“His music features acoustic and electric guitars, keyboard, and bass alongside indigenous instruments such as the hosho shakers, and more recently the neo-traditional Zimbabwean marimba and nyunga nyunga mbira, and this unique sound made Mtukudzi an internationally-acclaimed artiste,” wrote Kyker.

The American ethnomusicologist lauded the Zimbabwean music superstar’s cooperation throughout the decade she spent researching on the book published by Indiana University Press.

“Mtukudzi was unfailingly enthusiastic and supportive from our initial discussion . . . to the final stages of manuscript preparation.

“He generously accommodated me backstage at shows, on the band’s bus from one gig to another, and at the Pakare Paye Arts Centre in Norton.

“His willingness to engage in discussions about the complex and sometimes controversial elements of Tuku Music — both musical and social — is yet another example of his commitment to singing hunhu,” she added in the 26 page-long introduction.
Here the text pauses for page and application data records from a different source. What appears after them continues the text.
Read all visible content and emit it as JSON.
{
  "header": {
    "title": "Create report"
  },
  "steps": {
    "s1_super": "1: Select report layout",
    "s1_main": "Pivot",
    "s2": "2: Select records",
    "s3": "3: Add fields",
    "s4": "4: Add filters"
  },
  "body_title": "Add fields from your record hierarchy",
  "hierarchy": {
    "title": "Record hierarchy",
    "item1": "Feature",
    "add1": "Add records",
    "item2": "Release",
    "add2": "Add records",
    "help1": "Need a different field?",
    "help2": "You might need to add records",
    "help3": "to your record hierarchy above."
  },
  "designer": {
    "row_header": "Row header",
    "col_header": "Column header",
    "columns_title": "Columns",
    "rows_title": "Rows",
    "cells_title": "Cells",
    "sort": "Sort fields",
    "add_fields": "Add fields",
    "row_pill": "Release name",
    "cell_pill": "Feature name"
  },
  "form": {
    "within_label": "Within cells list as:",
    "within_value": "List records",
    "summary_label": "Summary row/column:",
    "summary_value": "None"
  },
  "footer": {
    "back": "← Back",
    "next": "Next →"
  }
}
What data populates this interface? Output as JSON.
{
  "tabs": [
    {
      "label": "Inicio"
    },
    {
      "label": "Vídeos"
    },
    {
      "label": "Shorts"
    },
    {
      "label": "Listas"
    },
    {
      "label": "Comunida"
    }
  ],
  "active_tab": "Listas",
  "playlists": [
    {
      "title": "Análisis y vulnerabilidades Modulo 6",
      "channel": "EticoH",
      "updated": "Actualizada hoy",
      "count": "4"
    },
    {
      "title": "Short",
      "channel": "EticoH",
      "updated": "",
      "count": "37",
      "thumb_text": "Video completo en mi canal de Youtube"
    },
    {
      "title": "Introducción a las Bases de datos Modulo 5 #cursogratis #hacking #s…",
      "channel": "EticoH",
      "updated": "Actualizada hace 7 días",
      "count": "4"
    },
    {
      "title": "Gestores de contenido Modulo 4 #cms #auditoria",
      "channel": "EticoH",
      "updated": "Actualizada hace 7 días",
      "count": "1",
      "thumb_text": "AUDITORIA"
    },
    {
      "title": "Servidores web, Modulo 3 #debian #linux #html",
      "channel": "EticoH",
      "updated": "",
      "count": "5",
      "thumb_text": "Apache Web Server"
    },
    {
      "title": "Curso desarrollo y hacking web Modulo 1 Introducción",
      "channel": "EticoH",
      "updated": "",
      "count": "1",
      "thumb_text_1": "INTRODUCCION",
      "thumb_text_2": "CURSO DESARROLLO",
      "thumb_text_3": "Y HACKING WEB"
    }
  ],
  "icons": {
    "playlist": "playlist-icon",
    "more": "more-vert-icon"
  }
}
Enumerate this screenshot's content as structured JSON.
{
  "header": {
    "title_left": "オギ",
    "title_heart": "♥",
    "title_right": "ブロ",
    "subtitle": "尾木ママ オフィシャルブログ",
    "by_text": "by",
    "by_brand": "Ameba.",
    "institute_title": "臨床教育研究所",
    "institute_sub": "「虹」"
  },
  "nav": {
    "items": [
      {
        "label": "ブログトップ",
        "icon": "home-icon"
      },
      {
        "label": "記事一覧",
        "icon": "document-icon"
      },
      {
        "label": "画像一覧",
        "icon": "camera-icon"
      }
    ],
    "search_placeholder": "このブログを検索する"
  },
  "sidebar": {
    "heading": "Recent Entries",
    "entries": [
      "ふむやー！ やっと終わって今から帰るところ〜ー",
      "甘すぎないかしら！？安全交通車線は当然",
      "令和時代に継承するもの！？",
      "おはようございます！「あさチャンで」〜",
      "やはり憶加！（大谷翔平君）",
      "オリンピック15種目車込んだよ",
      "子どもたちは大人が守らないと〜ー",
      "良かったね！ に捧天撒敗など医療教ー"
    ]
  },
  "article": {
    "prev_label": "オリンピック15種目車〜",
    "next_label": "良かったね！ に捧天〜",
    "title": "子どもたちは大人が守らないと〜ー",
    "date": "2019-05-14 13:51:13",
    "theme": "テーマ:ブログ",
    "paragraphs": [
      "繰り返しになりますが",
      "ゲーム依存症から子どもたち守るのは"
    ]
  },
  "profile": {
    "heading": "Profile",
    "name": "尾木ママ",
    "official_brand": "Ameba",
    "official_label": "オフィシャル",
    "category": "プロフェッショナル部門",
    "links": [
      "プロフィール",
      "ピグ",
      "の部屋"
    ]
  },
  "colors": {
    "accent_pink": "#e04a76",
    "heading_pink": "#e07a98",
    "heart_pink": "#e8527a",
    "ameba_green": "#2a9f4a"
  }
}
The book Oliver Mtukudzi: Living Tuku Music in Zimbabwe which is made up of eight chapters: Hwaro/Foundations, Performing the nation’s history, Singing hunhu after Independence, Return to Dande, Neria: Singing the politics of inheritance, Listening as politics, Listening in the wilderness and What shall we do? Daily News